Instructions for the task: Would you please give all the lines below again, exactly as they stand?

Records for the exercise:
Segment Open

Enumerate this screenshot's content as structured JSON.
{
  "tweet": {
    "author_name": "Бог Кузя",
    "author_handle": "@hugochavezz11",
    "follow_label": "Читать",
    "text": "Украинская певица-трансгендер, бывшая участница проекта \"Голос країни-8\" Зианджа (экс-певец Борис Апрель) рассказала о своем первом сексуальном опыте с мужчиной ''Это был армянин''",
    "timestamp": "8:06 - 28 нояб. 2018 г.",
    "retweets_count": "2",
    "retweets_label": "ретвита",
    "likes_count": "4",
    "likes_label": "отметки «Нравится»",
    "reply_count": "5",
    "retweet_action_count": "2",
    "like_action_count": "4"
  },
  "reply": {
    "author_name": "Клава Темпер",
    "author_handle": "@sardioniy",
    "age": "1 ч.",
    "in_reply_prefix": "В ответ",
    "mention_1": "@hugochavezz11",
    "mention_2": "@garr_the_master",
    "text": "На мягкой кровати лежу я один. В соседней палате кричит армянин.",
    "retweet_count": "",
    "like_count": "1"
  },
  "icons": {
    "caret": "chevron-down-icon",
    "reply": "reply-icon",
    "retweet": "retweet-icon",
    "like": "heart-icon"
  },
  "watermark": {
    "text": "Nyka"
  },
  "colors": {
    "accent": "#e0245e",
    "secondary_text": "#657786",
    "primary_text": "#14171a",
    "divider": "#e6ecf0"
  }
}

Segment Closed

Exercise solution:
Enumerate this screenshot's content as structured JSON.
{
  "tweet": {
    "author_name": "Бог Кузя",
    "author_handle": "@hugochavezz11",
    "follow_label": "Читать",
    "text": "Украинская певица-трансгендер, бывшая участница проекта \"Голос країни-8\" Зианджа (экс-певец Борис Апрель) рассказала о своем первом сексуальном опыте с мужчиной ''Это был армянин''",
    "timestamp": "8:06 - 28 нояб. 2018 г.",
    "retweets_count": "2",
    "retweets_label": "ретвита",
    "likes_count": "4",
    "likes_label": "отметки «Нравится»",
    "reply_count": "5",
    "retweet_action_count": "2",
    "like_action_count": "4"
  },
  "reply": {
    "author_name": "Клава Темпер",
    "author_handle": "@sardioniy",
    "age": "1 ч.",
    "in_reply_prefix": "В ответ",
    "mention_1": "@hugochavezz11",
    "mention_2": "@garr_the_master",
    "text": "На мягкой кровати лежу я один. В соседней палате кричит армянин.",
    "retweet_count": "",
    "like_count": "1"
  },
  "icons": {
    "caret": "chevron-down-icon",
    "reply": "reply-icon",
    "retweet": "retweet-icon",
    "like": "heart-icon"
  },
  "watermark": {
    "text": "Nyka"
  },
  "colors": {
    "accent": "#e0245e",
    "secondary_text": "#657786",
    "primary_text": "#14171a",
    "divider": "#e6ecf0"
  }
}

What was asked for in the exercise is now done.